With the threat of invasion and concerns over the strength of the French Navy during the Victorian Period, the then Prime Minister, Lord Palmerston, authorised the Royal Commission on the Defence of the United Kingdom in the 1860s. This culminated in a huge construction effort to defend the UK, with numerous Forts being built in key defensive areas around the British Isles. Portsmouth was the first town to become home to such Forts, their purpose was to aid the defence of the Royal Naval Dockyard from a land invasion from the rear. They became known as Palmerston’s Follies as the public perceived them as facing the wrong way!
Fort Widley was constructed between 1861 and 1870 on top of Portsdown Hill to defend Portsmouth and the dockyard from bombardment from the rear. The total cost was over £90,000, with the fort being constructed from red brick, flint with tunnels mined into the chalk hills. Five forts were built along the hill, they are Fort Wallington, (completed in 1865), Fort Southwick, (1870), Fort Purbrook, (1870), Fort Nelson, (1871), & Fort Widley (1870). The Forts were all built on a similar layout, but with subtle differences designed in to confuse would be attackers and prevent the occupation off each fort in quick secession. The fort was disarmed in 1907 but remained in military hands being used as an army barracks for the Royal Artillery until 1939. During WW2 the fort saw a variety of uses; from 1940 it served as an ‘Action Post, Fire’ and in 1941 it housed a Royal Engineers Bomb Disposal Unit. From 1942 it was used briefly to house POWs and from 1943 it was used as an alternative control centre for Southwick House (HMS Dryad).

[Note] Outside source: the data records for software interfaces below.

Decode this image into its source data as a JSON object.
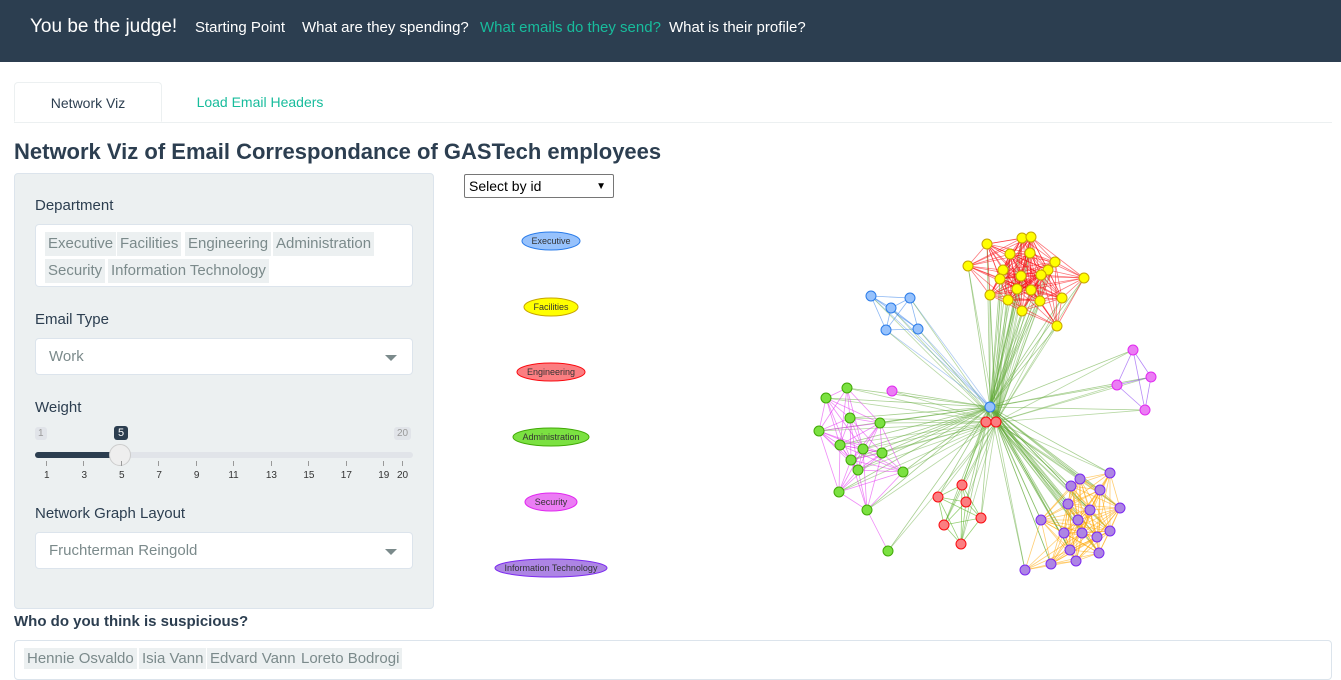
{
  "navbar": {
    "brand": "You be the judge!",
    "links": [
      "Starting Point",
      "What are they spending?",
      "What emails do they send?",
      "What is their profile?"
    ],
    "active_index": 2
  },
  "tabs": [
    "Network Viz",
    "Load Email Headers"
  ],
  "page_title": "Network Viz of Email Correspondance of GASTech employees",
  "controls": {
    "department_label": "Department",
    "departments": [
      "Executive",
      "Facilities",
      "Engineering",
      "Administration",
      "Security",
      "Information Technology"
    ],
    "email_type_label": "Email Type",
    "email_type_value": "Work",
    "weight_label": "Weight",
    "weight_min": "1",
    "weight_max": "20",
    "weight_value": "5",
    "weight_ticks": [
      "1",
      "3",
      "5",
      "7",
      "9",
      "11",
      "13",
      "15",
      "17",
      "19",
      "20"
    ],
    "layout_label": "Network Graph Layout",
    "layout_value": "Fruchterman Reingold"
  },
  "select_by_id": "Select by id",
  "legend": [
    {
      "label": "Executive",
      "color": "#97c2fc",
      "stroke": "#2b7ce9"
    },
    {
      "label": "Facilities",
      "color": "#ffff00",
      "stroke": "#c7a500"
    },
    {
      "label": "Engineering",
      "color": "#fb7e81",
      "stroke": "#fa0a10"
    },
    {
      "label": "Administration",
      "color": "#7be141",
      "stroke": "#41a906"
    },
    {
      "label": "Security",
      "color": "#eb7df4",
      "stroke": "#e129f0"
    },
    {
      "label": "Information Technology",
      "color": "#ad85e4",
      "stroke": "#7c29f0"
    }
  ],
  "suspicious_label": "Who do you think is suspicious?",
  "suspects": [
    "Hennie Osvaldo",
    "Isia Vann",
    "Edvard Vann",
    "Loreto Bodrogi"
  ]
}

After World War II , Portsmouth Council needed a new Civil Defence Group Control centre to be established; Fort Widley was selected for this role. Work started in 1953 to convert the main underground magazine areas and the ground floor of the barracks. The centre was officially opened in January 1955 by Sir Sidney Kirkman, the then Director General of the Civil Defence. Portsmouth Council operated the centre throughout the cold war, buying the overall Fort in 1972. With the stand down of the Civil Defence Corps in 1968, the centre was temporarily closed. In 1974 Portsmouth Council reactivated the centre as the Portsmouth District Control and it also acted as the Standby County Control to the Hampshire County Main Control at Winchester. During the 1980’s it was redesignated as the Portsmouth District Council Emergency Centre, remaining operational until 1992 when it eventually closed. The Fort has since been put to new use as the Peter Ashley Activity Centre and houses an Equestrian Centre. Parts of the Fort have been restored.